## PROBLEM DESCRIPTION
Where a line holds the word "icon", copy it from the records.

## Records from a collection
• • •

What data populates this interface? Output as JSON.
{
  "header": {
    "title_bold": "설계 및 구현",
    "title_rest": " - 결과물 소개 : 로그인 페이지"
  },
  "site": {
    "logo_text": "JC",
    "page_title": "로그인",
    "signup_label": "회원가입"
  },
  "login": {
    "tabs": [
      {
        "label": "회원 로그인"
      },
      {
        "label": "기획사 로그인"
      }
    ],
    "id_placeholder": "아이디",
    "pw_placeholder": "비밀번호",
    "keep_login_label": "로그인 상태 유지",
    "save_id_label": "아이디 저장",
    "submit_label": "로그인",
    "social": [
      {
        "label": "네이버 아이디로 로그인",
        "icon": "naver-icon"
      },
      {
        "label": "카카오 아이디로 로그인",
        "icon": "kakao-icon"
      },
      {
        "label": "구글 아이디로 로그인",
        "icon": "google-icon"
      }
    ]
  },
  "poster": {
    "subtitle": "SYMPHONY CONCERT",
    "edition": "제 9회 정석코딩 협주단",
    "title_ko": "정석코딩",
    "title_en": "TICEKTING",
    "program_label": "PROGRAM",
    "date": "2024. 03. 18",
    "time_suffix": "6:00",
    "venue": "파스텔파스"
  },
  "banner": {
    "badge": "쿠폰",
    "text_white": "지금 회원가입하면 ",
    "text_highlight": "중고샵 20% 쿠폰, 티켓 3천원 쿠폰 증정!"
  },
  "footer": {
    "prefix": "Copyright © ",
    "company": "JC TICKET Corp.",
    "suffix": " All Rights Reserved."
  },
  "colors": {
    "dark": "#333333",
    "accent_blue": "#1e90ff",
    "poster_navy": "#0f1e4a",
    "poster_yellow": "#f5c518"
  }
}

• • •

## OUTPUT BELOW
        "icon": "naver-icon"
        "icon": "kakao-icon"
        "icon": "google-icon"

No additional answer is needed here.